I’ve run across some bottles of wine with Braille labels on them over the years, and when I found out that the woman who’s been running programs for senior citizens at Renaissance Court ever since I started leading memoir classes there was retiring today, I thought a bottle of wine might be the perfect gift. Pat O’Malley is not blind, but a Braille bottle from me would be unique, meaningful, celebratory, and, most importantly: something she can enjoy in her retirement.
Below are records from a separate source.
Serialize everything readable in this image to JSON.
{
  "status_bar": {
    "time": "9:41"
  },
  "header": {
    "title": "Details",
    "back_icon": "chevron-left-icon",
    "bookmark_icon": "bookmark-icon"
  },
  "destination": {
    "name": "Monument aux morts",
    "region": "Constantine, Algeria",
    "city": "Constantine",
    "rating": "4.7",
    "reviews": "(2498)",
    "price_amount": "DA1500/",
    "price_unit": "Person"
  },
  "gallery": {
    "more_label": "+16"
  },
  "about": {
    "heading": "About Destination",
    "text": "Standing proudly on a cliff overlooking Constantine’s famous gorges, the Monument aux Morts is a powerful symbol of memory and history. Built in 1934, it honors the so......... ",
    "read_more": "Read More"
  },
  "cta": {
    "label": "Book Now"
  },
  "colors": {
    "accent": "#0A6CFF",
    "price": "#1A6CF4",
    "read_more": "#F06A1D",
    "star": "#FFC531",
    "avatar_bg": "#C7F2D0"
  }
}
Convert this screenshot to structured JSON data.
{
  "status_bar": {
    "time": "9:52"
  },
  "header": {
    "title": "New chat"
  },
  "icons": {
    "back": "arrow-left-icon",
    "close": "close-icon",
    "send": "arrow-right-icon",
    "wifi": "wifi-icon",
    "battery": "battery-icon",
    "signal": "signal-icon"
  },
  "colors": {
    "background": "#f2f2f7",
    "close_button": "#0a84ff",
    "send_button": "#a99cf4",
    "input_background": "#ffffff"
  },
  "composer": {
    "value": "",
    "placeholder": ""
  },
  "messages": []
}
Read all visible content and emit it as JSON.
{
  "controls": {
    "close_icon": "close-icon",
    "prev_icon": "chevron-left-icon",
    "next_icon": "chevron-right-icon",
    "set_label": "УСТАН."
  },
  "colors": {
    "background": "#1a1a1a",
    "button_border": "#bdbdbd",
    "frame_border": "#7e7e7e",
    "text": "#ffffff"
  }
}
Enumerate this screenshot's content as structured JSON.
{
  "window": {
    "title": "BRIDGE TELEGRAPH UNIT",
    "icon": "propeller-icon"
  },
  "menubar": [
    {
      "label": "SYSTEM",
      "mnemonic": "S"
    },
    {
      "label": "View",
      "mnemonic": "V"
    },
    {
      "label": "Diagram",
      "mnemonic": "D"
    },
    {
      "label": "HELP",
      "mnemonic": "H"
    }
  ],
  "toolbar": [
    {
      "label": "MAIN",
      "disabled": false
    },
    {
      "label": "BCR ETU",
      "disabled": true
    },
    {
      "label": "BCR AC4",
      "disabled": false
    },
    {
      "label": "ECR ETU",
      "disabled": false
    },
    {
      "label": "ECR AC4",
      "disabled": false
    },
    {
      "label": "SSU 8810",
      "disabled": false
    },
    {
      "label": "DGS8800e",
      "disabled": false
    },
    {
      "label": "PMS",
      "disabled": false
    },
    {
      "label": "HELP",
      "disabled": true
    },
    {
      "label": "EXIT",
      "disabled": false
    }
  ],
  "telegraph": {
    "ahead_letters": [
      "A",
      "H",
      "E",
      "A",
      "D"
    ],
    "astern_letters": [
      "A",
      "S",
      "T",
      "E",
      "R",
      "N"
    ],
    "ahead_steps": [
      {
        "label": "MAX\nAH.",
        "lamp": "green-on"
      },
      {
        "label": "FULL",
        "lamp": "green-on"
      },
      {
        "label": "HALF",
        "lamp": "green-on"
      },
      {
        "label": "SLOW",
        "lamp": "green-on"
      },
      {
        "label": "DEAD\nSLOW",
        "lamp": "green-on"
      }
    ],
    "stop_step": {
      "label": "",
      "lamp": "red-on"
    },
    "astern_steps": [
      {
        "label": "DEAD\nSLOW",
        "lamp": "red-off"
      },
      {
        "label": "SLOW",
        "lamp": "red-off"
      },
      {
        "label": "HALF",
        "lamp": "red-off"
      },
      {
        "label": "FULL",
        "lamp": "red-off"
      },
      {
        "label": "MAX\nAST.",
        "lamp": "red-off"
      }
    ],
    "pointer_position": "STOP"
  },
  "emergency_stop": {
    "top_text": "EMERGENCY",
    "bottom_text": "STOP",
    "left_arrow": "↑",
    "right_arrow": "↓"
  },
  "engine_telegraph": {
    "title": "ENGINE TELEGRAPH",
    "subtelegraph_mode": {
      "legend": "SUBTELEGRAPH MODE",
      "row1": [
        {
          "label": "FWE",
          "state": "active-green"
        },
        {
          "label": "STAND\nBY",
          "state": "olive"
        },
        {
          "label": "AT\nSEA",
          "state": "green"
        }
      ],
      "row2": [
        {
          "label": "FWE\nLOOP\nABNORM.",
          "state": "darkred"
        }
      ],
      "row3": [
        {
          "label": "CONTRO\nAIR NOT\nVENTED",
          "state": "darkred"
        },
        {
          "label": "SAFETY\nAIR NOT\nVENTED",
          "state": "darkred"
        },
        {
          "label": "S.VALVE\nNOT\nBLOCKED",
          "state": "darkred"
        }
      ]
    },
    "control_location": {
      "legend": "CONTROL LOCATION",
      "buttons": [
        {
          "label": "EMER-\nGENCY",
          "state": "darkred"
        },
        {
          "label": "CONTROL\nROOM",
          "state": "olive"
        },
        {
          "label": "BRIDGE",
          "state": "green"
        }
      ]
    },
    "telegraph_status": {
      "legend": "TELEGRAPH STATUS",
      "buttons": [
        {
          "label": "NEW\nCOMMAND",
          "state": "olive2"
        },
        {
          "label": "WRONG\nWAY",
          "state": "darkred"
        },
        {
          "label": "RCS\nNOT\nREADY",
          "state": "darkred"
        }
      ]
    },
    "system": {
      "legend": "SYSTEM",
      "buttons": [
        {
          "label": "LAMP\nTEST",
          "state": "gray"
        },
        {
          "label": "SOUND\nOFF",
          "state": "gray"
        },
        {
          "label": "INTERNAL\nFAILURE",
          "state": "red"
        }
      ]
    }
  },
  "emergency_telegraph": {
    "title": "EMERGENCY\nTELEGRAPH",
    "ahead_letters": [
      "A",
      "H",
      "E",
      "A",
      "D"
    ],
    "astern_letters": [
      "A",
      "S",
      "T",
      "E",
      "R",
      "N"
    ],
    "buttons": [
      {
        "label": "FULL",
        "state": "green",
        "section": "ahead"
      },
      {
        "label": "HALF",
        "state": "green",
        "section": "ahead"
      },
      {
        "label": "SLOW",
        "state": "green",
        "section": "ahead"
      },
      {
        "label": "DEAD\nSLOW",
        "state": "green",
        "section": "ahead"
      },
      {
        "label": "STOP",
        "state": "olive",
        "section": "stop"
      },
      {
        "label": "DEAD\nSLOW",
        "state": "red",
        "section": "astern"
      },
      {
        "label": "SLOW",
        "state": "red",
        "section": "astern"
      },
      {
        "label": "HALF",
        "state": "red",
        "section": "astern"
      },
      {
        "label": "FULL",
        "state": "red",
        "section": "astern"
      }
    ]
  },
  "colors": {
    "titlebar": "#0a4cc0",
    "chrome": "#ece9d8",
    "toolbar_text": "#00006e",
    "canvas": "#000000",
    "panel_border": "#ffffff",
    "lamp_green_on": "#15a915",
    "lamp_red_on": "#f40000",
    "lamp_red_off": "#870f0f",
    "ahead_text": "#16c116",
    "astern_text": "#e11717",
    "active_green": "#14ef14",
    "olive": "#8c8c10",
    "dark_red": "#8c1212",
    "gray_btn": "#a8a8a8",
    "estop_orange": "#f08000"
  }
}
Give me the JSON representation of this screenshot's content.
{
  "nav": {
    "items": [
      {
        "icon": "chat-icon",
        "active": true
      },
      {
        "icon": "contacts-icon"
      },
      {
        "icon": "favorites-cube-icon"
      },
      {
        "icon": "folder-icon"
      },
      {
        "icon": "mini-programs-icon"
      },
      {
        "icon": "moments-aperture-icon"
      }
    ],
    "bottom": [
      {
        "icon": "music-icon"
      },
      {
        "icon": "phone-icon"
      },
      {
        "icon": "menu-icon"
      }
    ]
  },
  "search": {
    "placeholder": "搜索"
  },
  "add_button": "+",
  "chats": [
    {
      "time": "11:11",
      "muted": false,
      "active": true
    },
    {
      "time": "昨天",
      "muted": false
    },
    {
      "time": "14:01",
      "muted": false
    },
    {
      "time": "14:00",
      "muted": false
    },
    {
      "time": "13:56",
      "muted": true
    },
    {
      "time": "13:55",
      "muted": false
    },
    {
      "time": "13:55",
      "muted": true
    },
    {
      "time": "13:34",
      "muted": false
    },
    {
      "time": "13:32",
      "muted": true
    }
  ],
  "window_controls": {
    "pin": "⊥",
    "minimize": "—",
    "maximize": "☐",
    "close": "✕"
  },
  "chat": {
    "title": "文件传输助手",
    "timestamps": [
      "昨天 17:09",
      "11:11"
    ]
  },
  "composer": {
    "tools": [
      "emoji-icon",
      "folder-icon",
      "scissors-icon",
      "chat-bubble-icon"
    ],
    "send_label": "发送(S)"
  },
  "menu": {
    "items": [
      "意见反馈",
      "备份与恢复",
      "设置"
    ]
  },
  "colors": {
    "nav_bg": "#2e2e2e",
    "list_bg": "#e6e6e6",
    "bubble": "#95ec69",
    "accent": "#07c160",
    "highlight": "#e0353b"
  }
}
I put my talking computer to work and unearthed a handful of winemakers who produce wine labels in Braille:
- Michel Chapoutier, a well-known winemaker from France, claims to be the first to use Braille labels on wine bottles
- Lazarus Wine is produced in Spain with the help of blind winemakers, so Braille labels are not just a nicety, they’re a necessity
- Galant, a Czech wine producer, uses Braille labels designed in Moravia
- Pyrotech produces wine bottle labels in Braille that are endorsed by the Institute for the Blind
- Azienda Ciavolich in Abruzzo, Italy came out with wine labels in Braille thanks to the collaboration and assistance of the Pescara chapter of the Union Italian Ciechi (Italian Association of Blind People)
- Fox Creek Wines received help from the Royal Society for the Blind in Australia to put out bottles marked in Braille and in large print, too.
Not a single American wine in the bunch, sorry to say. The Lazarus wine from Spain sounded particularly intriguing. Blind people interested in working at Lazarus learn the Sensorial Winemaking method by successfully completing one course on “viticulture, winemaking and wine tasting” (offered by The Spanish National Organization of Blind People) and a second “Sensory Course” (taught at the University of La Rioja). If any of you blog readers out there have tried Lazarus Wine, I’d love to know what you think, and where you found it!
In the end, when it came to choosing a wine for my friend who is retiring, I went with Chapoutier — it was the only one available off the shelf here in Chicago. I left Pat’s gift on her desk on my way to leading my memoir-writing class Wednesday. When she caught up with me later on to say thanks, Pat said she knew who that bottle was from the minute she sawfelt it. Cheers!